With the proliferation of online shopping and the myriad of options out there, it’s not surprising that consumers often turn to customer reviews to determine the legitimacy of businesses or the quality of the product being sold. However a recent report on Channel NewsAsia programme Talking Point shed light on the rising trend of fabricated reviews on online site.
The programme uncovered the rise of recruitment agencies which specialise in bringing on board as many as 80,000 fake reviewers in the region, which includes Singapore. The programme also spoke to a recruiter, who referred to the practice as a “marketing strategy” to boost sales of a product.
Alibaba Group (Taobao), Lazada, Amazon and Zalora have not yet responded to Marketing‘s queries on their practices, while Shopee declined to comment.
Several industry players Marketing spoke to collectively agreed that fake reviews on e-commerce websites are “a serious threat” to their credibility in the eyes of consumers. Steven Yap, head of digital at Kingdom Digital Solutions Malaysia, said that despite the short term gain, companies risk losing its credibility and reputation. This comes as consumers are now getting smarter, and are able to discern genuine reviews from fake/insincere ones when researching a purchase.
“As the saying goes, people will always remember the things you did wrong and forget all the things you did right. Consumer trust is now most valuable for a brand and it takes time to build that relationship with consumers. One mistake can change everything,” Yap added.
How brands can safeguard themselves against fake reviews
While there may not be a foolproof way to sniff out fake reviews currently, Yap said it is incredibly important that e-commerce players put in the relevant measures to identify suspicious user behaviour on site.
This includes a spike in reviews for a certain product/seller in a short amount of time or multiple reviews that looks like it has been “cut-and-paste”. Reviews should also be filtered by verifying its authenticity based on the user’s profile, transaction history, and also past reviews.
Agreeing with Yap, Prantik Mazumdar, managing partner at Happy Marketer, added that e-commerce brands must find ways to solve this problem. This can be through automated or manual verification of the authenticity of user profiles and their past purchases, and through culling of fake profiles/false reviews. This is similar to how Facebook culls fake/duplicate users every year. Mazumdar added:
e-commerce brands need to ensure that fake reviews don’t exceed the 5% to 10% of their overall reviews to ensure that people continue to trust their platforms.
“Fake news and fake reviews are a bane of the digital era – and are an unfortunate by-product of the Internet democratising information flow. It’s a necessary evil that we will have to manage and live it for the foreseeable future,” Mazumdar added.

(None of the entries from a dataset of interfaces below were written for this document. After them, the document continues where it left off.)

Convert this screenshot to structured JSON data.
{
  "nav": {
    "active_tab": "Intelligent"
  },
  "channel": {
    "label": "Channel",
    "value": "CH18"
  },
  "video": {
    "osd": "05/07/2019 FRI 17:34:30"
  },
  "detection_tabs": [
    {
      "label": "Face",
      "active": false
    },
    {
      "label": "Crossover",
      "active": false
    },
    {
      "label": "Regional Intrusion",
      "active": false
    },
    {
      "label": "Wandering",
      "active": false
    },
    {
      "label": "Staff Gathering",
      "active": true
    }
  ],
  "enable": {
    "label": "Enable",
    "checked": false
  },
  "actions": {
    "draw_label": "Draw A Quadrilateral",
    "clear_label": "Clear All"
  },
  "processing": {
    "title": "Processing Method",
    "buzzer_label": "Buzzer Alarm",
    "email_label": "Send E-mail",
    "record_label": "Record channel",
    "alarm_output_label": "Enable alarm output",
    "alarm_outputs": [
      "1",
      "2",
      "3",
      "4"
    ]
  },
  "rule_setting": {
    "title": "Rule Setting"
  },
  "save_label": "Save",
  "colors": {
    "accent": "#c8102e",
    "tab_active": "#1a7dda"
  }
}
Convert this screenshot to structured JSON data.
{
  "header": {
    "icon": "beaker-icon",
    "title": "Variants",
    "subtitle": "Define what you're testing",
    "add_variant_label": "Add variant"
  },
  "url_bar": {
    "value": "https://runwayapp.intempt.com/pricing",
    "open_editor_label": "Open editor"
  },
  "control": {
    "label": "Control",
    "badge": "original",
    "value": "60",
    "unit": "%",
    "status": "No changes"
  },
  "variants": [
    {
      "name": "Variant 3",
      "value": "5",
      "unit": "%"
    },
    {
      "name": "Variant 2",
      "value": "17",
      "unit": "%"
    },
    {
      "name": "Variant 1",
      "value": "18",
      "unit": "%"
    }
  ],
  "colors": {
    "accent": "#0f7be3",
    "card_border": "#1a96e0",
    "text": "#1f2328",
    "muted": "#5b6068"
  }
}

Also weighing in is Hemanth Magal, consulting partner, Ogilvy Consulting, who explained that brands also need to work together with e-commerce platforms to counter fake reviews. Additional measures include verifying product purchase and users, memberships, using algorithms, and linking reviewers to their social media accounts for recognition.
“e-commerce platforms are aware of the issues surrounding fake reviews and have created some standardised procedures to prevent it. Adding to the issue of fake reviews, more people are now searching on e-commerce platforms for product pages and reviews, rather than websites,” Magal added.